In the early 1960s, a group of Friends responded to the long-stated wish to have a physical place where Quakers could gather for thought and action. Their response took the form of a plan for a dedicated campus, a Friends Center, where service organizations could be housed together to enable the synergies that come from physical proximity. The site they chose encorporates the Race Street Meetinghouse and its tree-filled courtyard. An adjacent 56,000 square foot office building was constructed in the early 1970s. The campus was dedicated as Friends Center in 1974.
The Friends Center campus has been home to diverse groups working for peace and justice. The American Friends Service Committee, an international aid and development organization—recipient of the Nobel Peace Prize on behalf of Quakers worldwide—was founded here in 1917. Some prominent Philadelphia organizations such as Action AIDS and Women’s Way were welcomed as tenants at Friends Center when they were new and controversial. Friends Center currently houses nearly thirty tenant organizations.

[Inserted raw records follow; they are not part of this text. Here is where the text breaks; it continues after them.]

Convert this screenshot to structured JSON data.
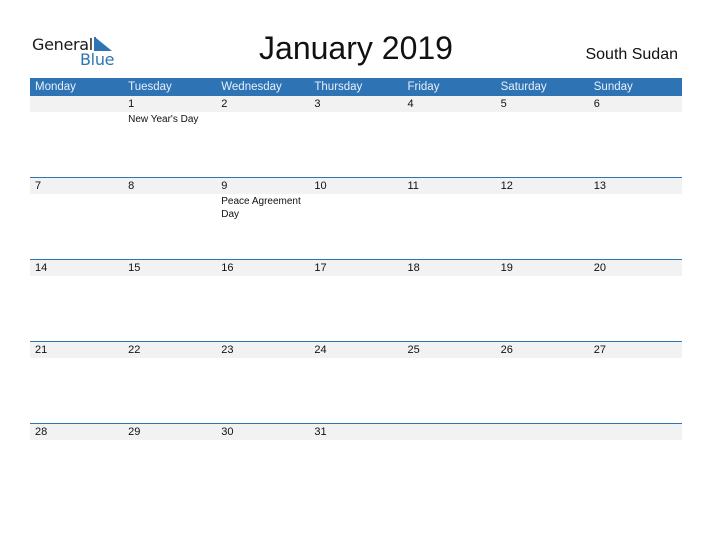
{
  "logo": {
    "word1": "General",
    "word2": "Blue"
  },
  "title": "January 2019",
  "country": "South Sudan",
  "colors": {
    "accent": "#2e74b5",
    "band": "#f2f2f2"
  },
  "weekdays": [
    "Monday",
    "Tuesday",
    "Wednesday",
    "Thursday",
    "Friday",
    "Saturday",
    "Sunday"
  ],
  "weeks": [
    [
      {
        "day": ""
      },
      {
        "day": "1",
        "holiday": "New Year's Day"
      },
      {
        "day": "2"
      },
      {
        "day": "3"
      },
      {
        "day": "4"
      },
      {
        "day": "5"
      },
      {
        "day": "6"
      }
    ],
    [
      {
        "day": "7"
      },
      {
        "day": "8"
      },
      {
        "day": "9",
        "holiday": "Peace Agreement Day"
      },
      {
        "day": "10"
      },
      {
        "day": "11"
      },
      {
        "day": "12"
      },
      {
        "day": "13"
      }
    ],
    [
      {
        "day": "14"
      },
      {
        "day": "15"
      },
      {
        "day": "16"
      },
      {
        "day": "17"
      },
      {
        "day": "18"
      },
      {
        "day": "19"
      },
      {
        "day": "20"
      }
    ],
    [
      {
        "day": "21"
      },
      {
        "day": "22"
      },
      {
        "day": "23"
      },
      {
        "day": "24"
      },
      {
        "day": "25"
      },
      {
        "day": "26"
      },
      {
        "day": "27"
      }
    ],
    [
      {
        "day": "28"
      },
      {
        "day": "29"
      },
      {
        "day": "30"
      },
      {
        "day": "31"
      },
      {
        "day": ""
      },
      {
        "day": ""
      },
      {
        "day": ""
      }
    ]
  ]
}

In addition to serving as the home to a host of vital organizations, the campus has often been at the center of events in the city. The meetinghouse has hosted memorial services where friends and colleagues gathered in remembrance of prominent members of the government and city life. It was a refuge for protesters at the 2000 Republican National Convention. It continues today as an organizing place for peace and human rights and a stepping off place for marches and vigils. Friends Center has hosted difficult and sometimes fractious groups, realizing the space would encourage dialogue by providing an atmosphere of respect and peaceful problem solving.
In 2009 Friends Center completed a major renovation of its facilities. Recognizing that competition for water and energy resources are increasingly the source of war and conflict, Friends Center made a commitment to becoming a living witness for environmental responsibility. The LEED Platinum renovation created a campus that is fossil-fuel free, produces zero carbon emissions, and protects the watershed from stormwater runoff.
Friends Center is committed to preserving its historic past, and continuing to shape the future. It is a living landmark that seeks to serve Philadelphia and the world for generations to come.